(Data to process)

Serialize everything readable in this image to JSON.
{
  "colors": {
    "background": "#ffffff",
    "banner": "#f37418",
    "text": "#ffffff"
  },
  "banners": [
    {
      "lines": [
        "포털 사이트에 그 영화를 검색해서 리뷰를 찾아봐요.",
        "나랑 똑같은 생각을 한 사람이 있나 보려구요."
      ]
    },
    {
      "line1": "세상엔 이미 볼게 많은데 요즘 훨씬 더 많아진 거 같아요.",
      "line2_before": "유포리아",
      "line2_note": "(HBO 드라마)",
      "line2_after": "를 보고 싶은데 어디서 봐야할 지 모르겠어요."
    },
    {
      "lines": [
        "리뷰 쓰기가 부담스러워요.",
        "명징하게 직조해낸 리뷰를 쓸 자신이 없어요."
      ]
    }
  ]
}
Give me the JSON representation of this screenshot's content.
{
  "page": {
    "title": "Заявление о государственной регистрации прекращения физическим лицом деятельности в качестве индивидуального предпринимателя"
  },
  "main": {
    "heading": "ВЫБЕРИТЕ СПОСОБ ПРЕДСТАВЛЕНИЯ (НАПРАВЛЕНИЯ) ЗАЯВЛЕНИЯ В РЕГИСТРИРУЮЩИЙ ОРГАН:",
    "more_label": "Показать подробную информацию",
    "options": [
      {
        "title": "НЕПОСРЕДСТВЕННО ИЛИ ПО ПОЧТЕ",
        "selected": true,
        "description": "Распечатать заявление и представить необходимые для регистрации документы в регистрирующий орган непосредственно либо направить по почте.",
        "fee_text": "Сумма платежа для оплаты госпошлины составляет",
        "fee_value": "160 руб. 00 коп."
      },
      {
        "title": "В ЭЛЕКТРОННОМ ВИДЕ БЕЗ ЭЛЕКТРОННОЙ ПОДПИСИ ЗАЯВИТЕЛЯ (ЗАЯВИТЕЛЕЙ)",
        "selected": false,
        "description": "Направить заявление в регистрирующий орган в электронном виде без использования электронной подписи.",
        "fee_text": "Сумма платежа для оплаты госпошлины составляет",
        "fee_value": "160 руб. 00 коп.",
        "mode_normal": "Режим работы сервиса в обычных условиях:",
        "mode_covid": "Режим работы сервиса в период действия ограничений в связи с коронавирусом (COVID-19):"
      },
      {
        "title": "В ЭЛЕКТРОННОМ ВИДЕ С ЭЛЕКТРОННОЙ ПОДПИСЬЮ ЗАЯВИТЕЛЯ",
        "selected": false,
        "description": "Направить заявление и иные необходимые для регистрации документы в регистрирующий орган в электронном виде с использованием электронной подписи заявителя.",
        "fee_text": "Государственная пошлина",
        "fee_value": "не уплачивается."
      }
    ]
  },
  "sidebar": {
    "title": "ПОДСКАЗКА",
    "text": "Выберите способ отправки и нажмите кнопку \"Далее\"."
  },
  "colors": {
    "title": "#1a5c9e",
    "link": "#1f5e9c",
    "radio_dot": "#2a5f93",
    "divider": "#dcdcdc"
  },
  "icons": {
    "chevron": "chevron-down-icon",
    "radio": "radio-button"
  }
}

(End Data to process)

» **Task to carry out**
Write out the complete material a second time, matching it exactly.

» **Final answer**
Serialize everything readable in this image to JSON.
{
  "colors": {
    "background": "#ffffff",
    "banner": "#f37418",
    "text": "#ffffff"
  },
  "banners": [
    {
      "lines": [
        "포털 사이트에 그 영화를 검색해서 리뷰를 찾아봐요.",
        "나랑 똑같은 생각을 한 사람이 있나 보려구요."
      ]
    },
    {
      "line1": "세상엔 이미 볼게 많은데 요즘 훨씬 더 많아진 거 같아요.",
      "line2_before": "유포리아",
      "line2_note": "(HBO 드라마)",
      "line2_after": "를 보고 싶은데 어디서 봐야할 지 모르겠어요."
    },
    {
      "lines": [
        "리뷰 쓰기가 부담스러워요.",
        "명징하게 직조해낸 리뷰를 쓸 자신이 없어요."
      ]
    }
  ]
}
Give me the JSON representation of this screenshot's content.
{
  "page": {
    "title": "Заявление о государственной регистрации прекращения физическим лицом деятельности в качестве индивидуального предпринимателя"
  },
  "main": {
    "heading": "ВЫБЕРИТЕ СПОСОБ ПРЕДСТАВЛЕНИЯ (НАПРАВЛЕНИЯ) ЗАЯВЛЕНИЯ В РЕГИСТРИРУЮЩИЙ ОРГАН:",
    "more_label": "Показать подробную информацию",
    "options": [
      {
        "title": "НЕПОСРЕДСТВЕННО ИЛИ ПО ПОЧТЕ",
        "selected": true,
        "description": "Распечатать заявление и представить необходимые для регистрации документы в регистрирующий орган непосредственно либо направить по почте.",
        "fee_text": "Сумма платежа для оплаты госпошлины составляет",
        "fee_value": "160 руб. 00 коп."
      },
      {
        "title": "В ЭЛЕКТРОННОМ ВИДЕ БЕЗ ЭЛЕКТРОННОЙ ПОДПИСИ ЗАЯВИТЕЛЯ (ЗАЯВИТЕЛЕЙ)",
        "selected": false,
        "description": "Направить заявление в регистрирующий орган в электронном виде без использования электронной подписи.",
        "fee_text": "Сумма платежа для оплаты госпошлины составляет",
        "fee_value": "160 руб. 00 коп.",
        "mode_normal": "Режим работы сервиса в обычных условиях:",
        "mode_covid": "Режим работы сервиса в период действия ограничений в связи с коронавирусом (COVID-19):"
      },
      {
        "title": "В ЭЛЕКТРОННОМ ВИДЕ С ЭЛЕКТРОННОЙ ПОДПИСЬЮ ЗАЯВИТЕЛЯ",
        "selected": false,
        "description": "Направить заявление и иные необходимые для регистрации документы в регистрирующий орган в электронном виде с использованием электронной подписи заявителя.",
        "fee_text": "Государственная пошлина",
        "fee_value": "не уплачивается."
      }
    ]
  },
  "sidebar": {
    "title": "ПОДСКАЗКА",
    "text": "Выберите способ отправки и нажмите кнопку \"Далее\"."
  },
  "colors": {
    "title": "#1a5c9e",
    "link": "#1f5e9c",
    "radio_dot": "#2a5f93",
    "divider": "#dcdcdc"
  },
  "icons": {
    "chevron": "chevron-down-icon",
    "radio": "radio-button"
  }
}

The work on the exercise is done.